▼

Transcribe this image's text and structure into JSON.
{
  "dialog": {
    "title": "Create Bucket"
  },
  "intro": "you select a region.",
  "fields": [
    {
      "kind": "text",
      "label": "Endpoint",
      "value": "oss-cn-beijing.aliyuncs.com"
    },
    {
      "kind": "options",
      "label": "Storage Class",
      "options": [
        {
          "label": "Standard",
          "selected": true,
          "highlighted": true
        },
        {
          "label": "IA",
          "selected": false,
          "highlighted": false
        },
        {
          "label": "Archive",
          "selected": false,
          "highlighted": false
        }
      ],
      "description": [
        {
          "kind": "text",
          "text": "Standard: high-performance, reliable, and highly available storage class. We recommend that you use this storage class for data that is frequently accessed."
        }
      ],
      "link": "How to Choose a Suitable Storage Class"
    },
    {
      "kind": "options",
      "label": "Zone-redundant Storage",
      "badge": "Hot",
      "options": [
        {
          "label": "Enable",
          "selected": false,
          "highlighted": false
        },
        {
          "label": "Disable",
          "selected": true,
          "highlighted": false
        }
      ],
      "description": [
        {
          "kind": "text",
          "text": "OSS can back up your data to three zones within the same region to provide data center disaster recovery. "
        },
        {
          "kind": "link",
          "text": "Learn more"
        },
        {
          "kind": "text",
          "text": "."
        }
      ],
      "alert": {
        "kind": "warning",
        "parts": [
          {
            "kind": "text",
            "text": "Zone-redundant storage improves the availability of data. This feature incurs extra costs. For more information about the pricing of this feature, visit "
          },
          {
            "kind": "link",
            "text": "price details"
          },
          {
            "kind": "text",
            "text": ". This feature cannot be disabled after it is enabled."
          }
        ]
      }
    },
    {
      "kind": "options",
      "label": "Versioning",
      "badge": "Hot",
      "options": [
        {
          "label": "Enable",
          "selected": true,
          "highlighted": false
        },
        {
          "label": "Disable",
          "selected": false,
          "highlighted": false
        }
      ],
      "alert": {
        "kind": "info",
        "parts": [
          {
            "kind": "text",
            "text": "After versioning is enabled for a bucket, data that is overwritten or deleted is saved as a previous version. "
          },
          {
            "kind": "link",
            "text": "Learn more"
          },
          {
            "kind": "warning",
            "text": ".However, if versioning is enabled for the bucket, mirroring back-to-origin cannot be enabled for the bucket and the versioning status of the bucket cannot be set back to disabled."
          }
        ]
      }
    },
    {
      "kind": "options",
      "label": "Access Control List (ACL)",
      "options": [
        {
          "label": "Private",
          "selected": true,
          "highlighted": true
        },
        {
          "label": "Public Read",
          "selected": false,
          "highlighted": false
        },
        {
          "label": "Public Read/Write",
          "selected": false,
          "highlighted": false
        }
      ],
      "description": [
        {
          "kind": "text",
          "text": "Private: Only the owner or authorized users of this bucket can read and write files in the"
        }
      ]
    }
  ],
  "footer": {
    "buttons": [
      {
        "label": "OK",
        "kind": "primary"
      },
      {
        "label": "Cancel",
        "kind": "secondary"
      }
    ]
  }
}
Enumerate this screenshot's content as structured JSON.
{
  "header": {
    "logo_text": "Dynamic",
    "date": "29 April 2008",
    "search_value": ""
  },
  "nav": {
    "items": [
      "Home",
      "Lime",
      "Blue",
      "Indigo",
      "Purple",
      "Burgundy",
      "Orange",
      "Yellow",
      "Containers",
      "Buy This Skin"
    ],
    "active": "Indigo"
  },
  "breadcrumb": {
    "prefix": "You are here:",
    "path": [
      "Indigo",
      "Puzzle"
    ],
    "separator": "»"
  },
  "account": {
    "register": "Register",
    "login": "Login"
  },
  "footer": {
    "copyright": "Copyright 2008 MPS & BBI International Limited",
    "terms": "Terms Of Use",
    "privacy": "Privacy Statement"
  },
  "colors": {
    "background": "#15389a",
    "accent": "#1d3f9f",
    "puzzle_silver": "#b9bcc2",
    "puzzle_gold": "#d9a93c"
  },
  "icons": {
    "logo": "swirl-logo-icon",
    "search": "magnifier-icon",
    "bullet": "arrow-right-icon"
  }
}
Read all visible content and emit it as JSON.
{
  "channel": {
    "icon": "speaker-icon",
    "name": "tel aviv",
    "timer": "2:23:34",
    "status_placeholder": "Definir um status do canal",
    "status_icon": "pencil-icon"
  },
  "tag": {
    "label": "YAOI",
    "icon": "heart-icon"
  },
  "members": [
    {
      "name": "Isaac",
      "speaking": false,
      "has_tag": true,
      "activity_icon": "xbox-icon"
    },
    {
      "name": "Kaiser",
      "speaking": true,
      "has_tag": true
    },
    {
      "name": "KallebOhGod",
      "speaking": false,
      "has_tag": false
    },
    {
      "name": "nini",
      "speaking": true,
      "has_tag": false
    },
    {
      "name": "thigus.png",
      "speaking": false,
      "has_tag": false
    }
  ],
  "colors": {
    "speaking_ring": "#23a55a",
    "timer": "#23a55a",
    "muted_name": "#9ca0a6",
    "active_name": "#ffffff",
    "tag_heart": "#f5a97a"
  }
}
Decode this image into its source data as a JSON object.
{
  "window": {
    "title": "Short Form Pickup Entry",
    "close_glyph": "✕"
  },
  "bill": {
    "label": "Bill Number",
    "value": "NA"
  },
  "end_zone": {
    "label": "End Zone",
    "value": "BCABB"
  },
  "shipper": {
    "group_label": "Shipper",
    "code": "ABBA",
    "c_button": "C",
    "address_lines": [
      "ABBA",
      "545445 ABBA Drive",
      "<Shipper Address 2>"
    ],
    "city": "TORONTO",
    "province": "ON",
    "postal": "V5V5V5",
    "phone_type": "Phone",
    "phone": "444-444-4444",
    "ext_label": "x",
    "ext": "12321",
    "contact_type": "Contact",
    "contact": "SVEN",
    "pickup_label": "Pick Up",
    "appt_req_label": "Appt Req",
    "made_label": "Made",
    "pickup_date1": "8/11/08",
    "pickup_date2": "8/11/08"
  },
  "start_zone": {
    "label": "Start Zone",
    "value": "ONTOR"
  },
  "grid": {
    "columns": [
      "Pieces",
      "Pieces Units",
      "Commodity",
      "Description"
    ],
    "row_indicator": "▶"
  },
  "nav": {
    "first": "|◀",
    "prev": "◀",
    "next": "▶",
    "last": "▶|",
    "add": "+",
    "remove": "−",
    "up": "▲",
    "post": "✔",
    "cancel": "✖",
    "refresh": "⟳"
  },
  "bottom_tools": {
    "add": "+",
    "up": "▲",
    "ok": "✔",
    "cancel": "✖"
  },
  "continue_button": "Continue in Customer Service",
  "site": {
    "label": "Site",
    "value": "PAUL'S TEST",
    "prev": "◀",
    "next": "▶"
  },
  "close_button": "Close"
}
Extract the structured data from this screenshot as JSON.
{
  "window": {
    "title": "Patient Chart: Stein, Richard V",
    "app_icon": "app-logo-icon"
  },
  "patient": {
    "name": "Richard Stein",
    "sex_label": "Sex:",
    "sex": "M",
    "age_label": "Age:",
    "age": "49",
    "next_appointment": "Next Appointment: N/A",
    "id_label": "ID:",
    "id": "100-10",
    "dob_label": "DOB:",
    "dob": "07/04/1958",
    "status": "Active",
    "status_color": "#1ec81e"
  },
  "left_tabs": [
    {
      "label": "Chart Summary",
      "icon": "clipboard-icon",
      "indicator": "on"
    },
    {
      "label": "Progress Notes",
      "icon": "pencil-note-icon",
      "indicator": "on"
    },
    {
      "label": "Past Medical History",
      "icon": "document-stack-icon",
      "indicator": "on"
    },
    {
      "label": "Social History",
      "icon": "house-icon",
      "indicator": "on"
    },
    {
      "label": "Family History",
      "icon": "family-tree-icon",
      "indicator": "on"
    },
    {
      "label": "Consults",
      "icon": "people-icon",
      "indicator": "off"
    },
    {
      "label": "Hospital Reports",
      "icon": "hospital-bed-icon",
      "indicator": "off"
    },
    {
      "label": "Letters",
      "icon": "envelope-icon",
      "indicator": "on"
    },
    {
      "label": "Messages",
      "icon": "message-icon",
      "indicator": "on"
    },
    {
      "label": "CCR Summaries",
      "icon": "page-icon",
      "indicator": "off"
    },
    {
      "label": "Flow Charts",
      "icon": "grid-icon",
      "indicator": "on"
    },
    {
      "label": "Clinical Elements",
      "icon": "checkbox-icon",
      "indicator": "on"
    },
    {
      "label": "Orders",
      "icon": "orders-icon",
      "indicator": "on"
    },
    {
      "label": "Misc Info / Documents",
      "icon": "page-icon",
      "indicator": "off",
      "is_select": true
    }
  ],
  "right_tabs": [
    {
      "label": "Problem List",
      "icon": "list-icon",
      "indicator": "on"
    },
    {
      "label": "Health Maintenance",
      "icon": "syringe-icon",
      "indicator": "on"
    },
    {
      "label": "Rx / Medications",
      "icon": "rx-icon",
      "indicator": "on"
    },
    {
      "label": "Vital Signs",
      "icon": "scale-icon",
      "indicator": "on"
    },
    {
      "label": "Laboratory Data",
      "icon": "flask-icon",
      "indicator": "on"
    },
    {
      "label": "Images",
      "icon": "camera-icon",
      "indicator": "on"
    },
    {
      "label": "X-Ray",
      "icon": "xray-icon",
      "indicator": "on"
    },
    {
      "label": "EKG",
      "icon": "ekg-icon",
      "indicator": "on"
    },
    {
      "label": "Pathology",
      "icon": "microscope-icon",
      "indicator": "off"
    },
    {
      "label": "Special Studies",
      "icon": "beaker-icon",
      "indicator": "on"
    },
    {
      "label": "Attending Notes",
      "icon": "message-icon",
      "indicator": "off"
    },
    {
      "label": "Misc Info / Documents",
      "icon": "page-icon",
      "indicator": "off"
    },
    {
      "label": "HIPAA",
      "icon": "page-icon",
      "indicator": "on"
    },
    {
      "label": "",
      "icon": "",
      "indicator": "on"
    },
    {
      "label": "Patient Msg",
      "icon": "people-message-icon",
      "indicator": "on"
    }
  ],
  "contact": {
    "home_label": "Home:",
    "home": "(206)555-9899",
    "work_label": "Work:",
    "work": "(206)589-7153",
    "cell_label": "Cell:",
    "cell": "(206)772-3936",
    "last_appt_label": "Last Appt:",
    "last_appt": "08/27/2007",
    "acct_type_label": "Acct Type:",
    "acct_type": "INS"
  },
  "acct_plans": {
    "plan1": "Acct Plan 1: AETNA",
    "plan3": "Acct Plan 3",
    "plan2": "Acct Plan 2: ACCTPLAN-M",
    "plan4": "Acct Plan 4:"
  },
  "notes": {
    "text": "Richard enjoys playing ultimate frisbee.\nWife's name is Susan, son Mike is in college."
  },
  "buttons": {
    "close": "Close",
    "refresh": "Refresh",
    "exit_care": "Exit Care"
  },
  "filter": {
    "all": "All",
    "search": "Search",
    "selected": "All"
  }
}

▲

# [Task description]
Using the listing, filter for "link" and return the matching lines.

# [Result]
      "link": "How to Choose a Suitable Storage Class"
          "kind": "link",
            "kind": "link",
            "kind": "link",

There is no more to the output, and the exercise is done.